‘The Development of the Hirudines (Clepsine marginata)
Study carried out with Mr. C. O. Whitmann from Boston
in the Zoological Institute of the Privy Council Prof. Leuckart
38 Preparations 100 times magnification’ .
Besides confirming the taxonomy (Clepsine marginata = Hemiclepsis marginata) and origin based on Whitman’s study, the catalogue reveals that there were 38 models in the set, indicating that 2 models from the Grant Museum have not not survived.
The full text given in Weisker’s catalogue lists the various stages of the models such as the ‘preliminaries of the furrow’, the ‘formation of the ectoderm and mesoderm’, the ‘installation of the germline’ and ‘system of entoderms and nervous system’. These descriptions make it possible to identify the individual developmental stages of the leech embryo through comparison with Whitman’s illustrations and/or Weisker’s models.
They also offer a glimpse as to what the missing models looked like. Model 37 (pictured as the last illustration in Plate XII above) showed the advanced formation of the intestinal canals. The final model in the series was a preparation on a glass plate illustrating ‘circulation, segmental organ, intestine and mouth ring’:
Only one other collection (of the many contacted) has this Weisker model set – the Aquarium-Muséum de l’Université de Liège. Collections assistant Marie Bournonville kindly provided comparative images of their set which includes the 37th model:
The question of how these models came to Grant Museum remains. Despite the fact that there is no documented date of entry in the museum archives, the identification of the models may help in this line of inquiry. When C.O. Whitman’s The embryology of Clepsine (1878) was published in the Quarterly Journal of Microscopical Science, E. Ray Lankester was not only the editor of the journal, but also the Professor of Zoology and Comparative Anatomy at UCL and curator of the Grant Museum.
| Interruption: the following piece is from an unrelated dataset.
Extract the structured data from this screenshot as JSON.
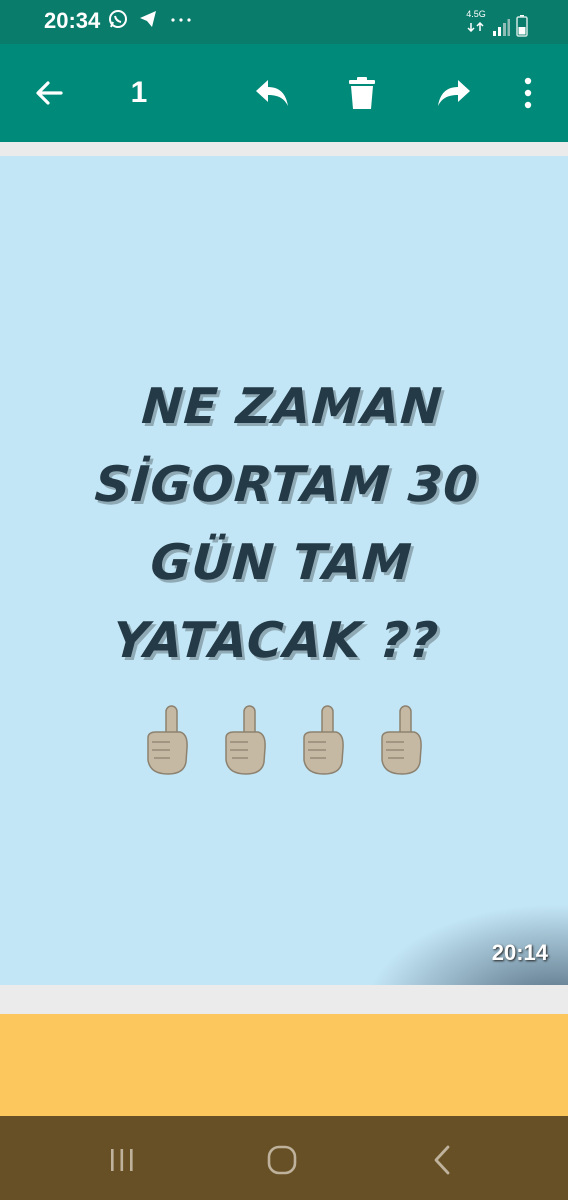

Lankester, (who also made important contributions to embryology and is duly referenced throughout Whitman’s paper), was an advocate of object based-learning who encouraged his students to use specimens as teaching aids. Throughout his time at the Grant Museum (1875-1890), Lankester continuously added to the collections including acquiring numerous other wax models and embryological series made by Rudolf Weisker and Studio Ziegler for use in his teaching practicals.
It seems possible, if not likely, that Lankester was responsible for the leech series being added to the collection if not through his purchase of the models for use in the classroom, then perhaps as a gift from Whitman himself. If the models were a personal gift to Lankester, this might explain why they were not listed in the Museum’s earliest accession register (known as the 1890 Lankester Grant Museum Catalogue) unlike the other wax models in the collection at this time.
While not all of the mysteries surrounding the models have been uncovered, the research and process of identification of the wax leech series has given them a scientific and historical identity which was previously unknown. This research has illuminated the forgotten value of these models as important objects in the history of embryology and zoological teaching.
See the models on display in the new Octagon exhibition Spotlight: Illuminating Stories from UCL Culture from 16th May 2017.
Tannis Davidson is the Acting Curator at the Grant Museum of Zoology
Many thanks to Nina Davies, Clare Drinkell and Alice Tofts for their fabulous research of the Weisker Hemiclepsis marginata models and for providing the group image of LDUCZ-G525.
Thank you to Marie Bournonville from the Aquarium-Muséum de l’Université de Liège for finding a duplicate set of the Hemiclepsis models and supplying images.
Many thanks to the following embryologists for their generous advice and suggestions : Dian-Han Kuo, David Weisblat, Art Woods, Gerhard Scholtz, Amy Moran and Roy Sawyer.
 Whitman, C.O. 1878. The embryology of Clepsine. Quarterly Journal of Microscopical Science Vol. 18, pp. 213-315.
 Weisker, R. 1880. Naturwissenschaftliche arbeiten aus dem Institut für Wachsbildnerei von Rudolf Weisker Dr. Phil. Leipzig.